## Work instructions:
Which lines of the entries below contain the string "Firefox"? Copy each one.

Material supplied Start Marker

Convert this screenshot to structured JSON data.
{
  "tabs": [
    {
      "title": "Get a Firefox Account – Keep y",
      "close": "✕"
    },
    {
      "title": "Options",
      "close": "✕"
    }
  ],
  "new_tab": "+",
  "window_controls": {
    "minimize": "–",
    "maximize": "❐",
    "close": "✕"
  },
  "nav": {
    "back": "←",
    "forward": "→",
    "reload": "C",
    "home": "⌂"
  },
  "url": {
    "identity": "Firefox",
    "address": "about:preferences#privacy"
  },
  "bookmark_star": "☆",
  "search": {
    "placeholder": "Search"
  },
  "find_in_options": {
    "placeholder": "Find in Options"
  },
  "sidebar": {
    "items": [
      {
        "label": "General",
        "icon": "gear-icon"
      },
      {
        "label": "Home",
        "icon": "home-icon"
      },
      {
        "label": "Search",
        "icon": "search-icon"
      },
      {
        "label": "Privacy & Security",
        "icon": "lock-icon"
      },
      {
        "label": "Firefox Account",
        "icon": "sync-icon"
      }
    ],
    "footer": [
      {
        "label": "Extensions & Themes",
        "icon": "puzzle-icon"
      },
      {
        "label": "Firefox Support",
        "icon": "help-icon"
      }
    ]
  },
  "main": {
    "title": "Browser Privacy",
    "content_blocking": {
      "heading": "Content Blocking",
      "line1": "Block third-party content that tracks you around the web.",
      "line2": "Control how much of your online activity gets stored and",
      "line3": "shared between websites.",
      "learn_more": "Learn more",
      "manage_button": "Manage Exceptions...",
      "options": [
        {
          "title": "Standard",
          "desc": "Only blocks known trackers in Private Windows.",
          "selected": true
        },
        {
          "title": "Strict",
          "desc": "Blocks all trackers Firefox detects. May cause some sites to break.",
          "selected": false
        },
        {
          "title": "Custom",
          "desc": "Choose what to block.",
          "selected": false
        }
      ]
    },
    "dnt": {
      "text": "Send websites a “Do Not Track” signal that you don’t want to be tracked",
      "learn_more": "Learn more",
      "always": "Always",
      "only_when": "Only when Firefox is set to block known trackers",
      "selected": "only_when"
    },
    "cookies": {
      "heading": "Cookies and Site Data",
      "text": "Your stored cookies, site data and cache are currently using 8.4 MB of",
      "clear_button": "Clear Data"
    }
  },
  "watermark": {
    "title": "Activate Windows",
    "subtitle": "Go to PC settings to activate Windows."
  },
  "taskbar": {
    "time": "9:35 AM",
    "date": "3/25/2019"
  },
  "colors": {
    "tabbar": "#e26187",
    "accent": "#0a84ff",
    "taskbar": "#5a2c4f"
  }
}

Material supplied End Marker

## The answer:
      "title": "Get a Firefox Account – Keep y",
    "identity": "Firefox",
        "label": "Firefox Account",
        "label": "Firefox Support",
          "desc": "Blocks all trackers Firefox detects. May cause some sites to break.",
      "only_when": "Only when Firefox is set to block known trackers",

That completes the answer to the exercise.